Search and seizure issues are complex Constitutional questions that weigh and balance two strong, competing interests; the right of the individual to be safe and secure in their person and property versus the government’s legitimate interest in detecting and preventing crime.
What Constitutes a Search
Not every interaction between the government and a person is considered a “search” for Constitutional purposes. An intrusion may be a search if:
- The person has a reasonable expectation of privacy in the object searched, and
- That expectation is legally reasonable
Consequently, it is not considered a search if, for example, the police approach you on the street and ask questions, shine a flashlight into a car window or look through an open window.
What Constitutes Seizure of a Person
Seizure of a person involves the concept of whether under the circumstances of the encounter between you and a police officer, a reasonable person would have thought he or she was free to terminate the encounter and leave. Some examples of where courts have found a seizure of a person include:
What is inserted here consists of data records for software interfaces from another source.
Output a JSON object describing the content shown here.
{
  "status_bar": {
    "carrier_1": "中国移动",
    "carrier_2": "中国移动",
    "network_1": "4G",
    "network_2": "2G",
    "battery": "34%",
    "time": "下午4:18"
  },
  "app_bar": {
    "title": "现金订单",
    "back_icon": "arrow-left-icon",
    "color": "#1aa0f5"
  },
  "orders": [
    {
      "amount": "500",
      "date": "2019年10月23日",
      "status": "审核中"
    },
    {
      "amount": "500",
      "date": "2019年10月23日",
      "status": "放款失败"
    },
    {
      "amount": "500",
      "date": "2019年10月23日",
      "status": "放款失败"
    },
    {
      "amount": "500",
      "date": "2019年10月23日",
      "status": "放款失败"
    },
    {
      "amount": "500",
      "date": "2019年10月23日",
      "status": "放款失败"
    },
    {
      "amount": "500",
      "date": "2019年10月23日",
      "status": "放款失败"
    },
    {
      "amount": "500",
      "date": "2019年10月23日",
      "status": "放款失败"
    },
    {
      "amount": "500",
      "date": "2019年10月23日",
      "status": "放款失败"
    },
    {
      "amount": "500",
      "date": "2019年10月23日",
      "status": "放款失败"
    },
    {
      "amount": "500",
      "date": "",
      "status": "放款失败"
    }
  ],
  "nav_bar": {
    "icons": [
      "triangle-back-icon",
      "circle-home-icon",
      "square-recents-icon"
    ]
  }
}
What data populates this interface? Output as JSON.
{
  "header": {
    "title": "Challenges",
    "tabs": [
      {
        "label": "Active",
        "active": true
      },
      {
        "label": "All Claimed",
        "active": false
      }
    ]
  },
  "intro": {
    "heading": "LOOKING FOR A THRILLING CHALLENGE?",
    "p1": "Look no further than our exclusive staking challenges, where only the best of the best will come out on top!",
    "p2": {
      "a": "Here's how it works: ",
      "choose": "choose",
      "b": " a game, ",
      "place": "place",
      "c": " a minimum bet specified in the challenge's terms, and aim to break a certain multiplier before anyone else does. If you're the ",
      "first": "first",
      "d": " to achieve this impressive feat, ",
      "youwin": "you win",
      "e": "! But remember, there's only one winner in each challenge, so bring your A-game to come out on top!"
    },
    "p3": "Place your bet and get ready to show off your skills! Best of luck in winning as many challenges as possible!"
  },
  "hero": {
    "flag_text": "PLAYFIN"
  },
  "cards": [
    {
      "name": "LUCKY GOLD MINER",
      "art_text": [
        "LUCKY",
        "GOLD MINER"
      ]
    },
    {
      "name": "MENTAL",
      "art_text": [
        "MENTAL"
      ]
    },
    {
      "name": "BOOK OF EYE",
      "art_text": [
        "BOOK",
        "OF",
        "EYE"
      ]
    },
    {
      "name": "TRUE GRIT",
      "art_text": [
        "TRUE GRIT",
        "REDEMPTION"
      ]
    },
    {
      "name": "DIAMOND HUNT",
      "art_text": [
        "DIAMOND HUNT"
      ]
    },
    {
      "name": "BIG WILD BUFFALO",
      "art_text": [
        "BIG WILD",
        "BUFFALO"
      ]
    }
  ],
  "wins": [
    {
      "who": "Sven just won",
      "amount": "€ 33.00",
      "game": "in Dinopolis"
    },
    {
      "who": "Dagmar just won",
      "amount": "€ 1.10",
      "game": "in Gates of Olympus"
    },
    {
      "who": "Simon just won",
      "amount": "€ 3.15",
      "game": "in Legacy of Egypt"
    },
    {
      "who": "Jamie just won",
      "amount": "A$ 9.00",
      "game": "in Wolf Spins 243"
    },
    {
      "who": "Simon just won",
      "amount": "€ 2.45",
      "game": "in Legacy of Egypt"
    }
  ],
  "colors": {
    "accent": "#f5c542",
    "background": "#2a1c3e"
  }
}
- The display of a weapon by an officer
- The presence of several officers
- The touching of a person by an officer
- A threatening or loud tone of voice by an officer
Contact Search and Seizure Attorneys in Monroe NC for Legal Advice
The police have a great deal of power, but it is not without limits. Understand and protect your rights. Call the Khan Law Offices, search and seizure attorneys in Monroe NC, at 704-774-6426.